Even by the lofty standards set on this list, Blackpool's excuse for making a pig's ear of their 1996 play-off tie against Bradford City is a humdinger. The Seasiders threw away a two-goal lead against the Bantams, and subsequently suggested that it may have been the result of a curse from none other than British naval hero and esteemed column-topper Lord Horatio Nelson. You see, Blackpool's boardroom at the time was kitted out in wood panelling made from Nelson's old ship, The Foudroyant. As explained by stadium manager John Turner: "It is an old maritime superstition that sailing folk take exception to anything on their ships being touched, which could explain these strange events”. (Photo by Lewis Storey/Getty Images)
A true classic of the genre. Joleon Lescott tweeted a photo of a souped-up Mercedes from his official account just hours after he and his Aston Villa had been taken to the cleaners in a 6-0 thrashing against Liverpool. Understandably, many fans were less than happy with this flashy display of ostentation. Lescott's explanation for the blunder? "The tweet sent out from my account involving a picture of a car was totally accidental it happened whilst I was driving and my phone was in my pocket". Sure, Joleon, whatever you say, pal. (Photo by Catherine Ivill/Getty Images)
Apparently, in Argentina it is considered extremely unfortunate to have red hair. As harsh as that may seem, Sebastien Peratta would be willing to vouch for the hex-like powers of a well-placed ginger. The former Newell's Old Boys saw a 2-0 lead transform into a 3-2 defeat against relegation strugglers San Lorenzo in 2012 after it was alleged that dirty tricks had come into play. Coach Ricardo Caruso Lombardi had sent red-headed ball boy Franco Robledo behind Peratta's goal at half-time, precipitating his side's collapse. All wrongdoing was denied. (Photo by JUAN BARRETO/AFP via Getty Images)
Netherlands duo Edgar Davids and Frank de Boer were banned in 2001 after testing positive for banned steroid nandrolone. But how could two international footballers ended up with a questionable substance in their system in such a closely monitored professional sporting environment? Well, according to teammate Bert Konterman, the answer is beef. Spouting his bovine conspiracy theories at the time, he said: "In Holland, a lot of farmers inject cows with nandrolone to enhance the beef and make more money for themselves.

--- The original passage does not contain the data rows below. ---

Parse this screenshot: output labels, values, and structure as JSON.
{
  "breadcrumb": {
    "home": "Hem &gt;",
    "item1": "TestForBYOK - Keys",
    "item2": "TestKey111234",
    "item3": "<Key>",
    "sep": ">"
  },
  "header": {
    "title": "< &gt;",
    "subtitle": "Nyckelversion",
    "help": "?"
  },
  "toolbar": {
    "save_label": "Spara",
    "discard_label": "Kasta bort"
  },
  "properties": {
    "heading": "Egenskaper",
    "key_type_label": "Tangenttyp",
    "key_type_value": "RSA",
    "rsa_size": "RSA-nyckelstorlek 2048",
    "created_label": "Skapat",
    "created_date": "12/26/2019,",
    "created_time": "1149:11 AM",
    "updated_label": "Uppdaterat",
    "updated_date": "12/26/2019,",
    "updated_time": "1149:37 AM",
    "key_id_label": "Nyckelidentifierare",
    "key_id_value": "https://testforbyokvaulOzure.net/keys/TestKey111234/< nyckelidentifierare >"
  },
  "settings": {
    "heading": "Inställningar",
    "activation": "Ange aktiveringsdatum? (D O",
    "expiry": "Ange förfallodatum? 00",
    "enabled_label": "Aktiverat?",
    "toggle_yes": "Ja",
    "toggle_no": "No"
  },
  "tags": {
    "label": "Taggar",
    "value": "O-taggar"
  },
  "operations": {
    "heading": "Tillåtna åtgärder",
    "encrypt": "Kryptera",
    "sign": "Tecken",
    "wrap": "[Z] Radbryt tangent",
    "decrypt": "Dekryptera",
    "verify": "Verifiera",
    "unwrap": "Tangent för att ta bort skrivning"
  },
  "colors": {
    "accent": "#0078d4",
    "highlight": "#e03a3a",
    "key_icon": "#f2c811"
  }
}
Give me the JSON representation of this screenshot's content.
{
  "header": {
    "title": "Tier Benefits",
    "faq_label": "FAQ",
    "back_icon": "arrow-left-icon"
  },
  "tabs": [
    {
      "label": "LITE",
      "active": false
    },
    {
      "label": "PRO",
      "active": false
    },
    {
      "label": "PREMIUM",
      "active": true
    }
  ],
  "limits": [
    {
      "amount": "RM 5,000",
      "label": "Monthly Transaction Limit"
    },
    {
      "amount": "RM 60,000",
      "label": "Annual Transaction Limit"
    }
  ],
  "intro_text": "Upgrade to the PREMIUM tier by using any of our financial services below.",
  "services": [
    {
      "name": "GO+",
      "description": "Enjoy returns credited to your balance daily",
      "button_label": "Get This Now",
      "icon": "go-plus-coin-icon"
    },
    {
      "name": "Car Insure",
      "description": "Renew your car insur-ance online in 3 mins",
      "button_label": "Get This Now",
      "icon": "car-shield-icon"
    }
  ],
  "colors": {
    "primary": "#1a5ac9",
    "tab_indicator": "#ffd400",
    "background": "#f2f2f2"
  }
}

I think this is what happened. The Dutch players have had dinner with the national team and probably had beef with a lot of nandrolone in it." (Photo by Ben Radford /Allsport)
In a piece of weaselling straight out of the preschool playbook, Luis Suarez denied any wrongdoing for taking a bite out of Italian defender Giorgio Chiellini's shoulder during the 2014 World Cup by arguing that he had in fact fell, tooth-first, into his opponent. The problem, and in retrospect it's a bleeding obvious one, was that the match was being filmed from about a thousand different camera angles and the entire world was watching. But hey, god loves a trier. (Photo by Matthias Hangst/Getty Images)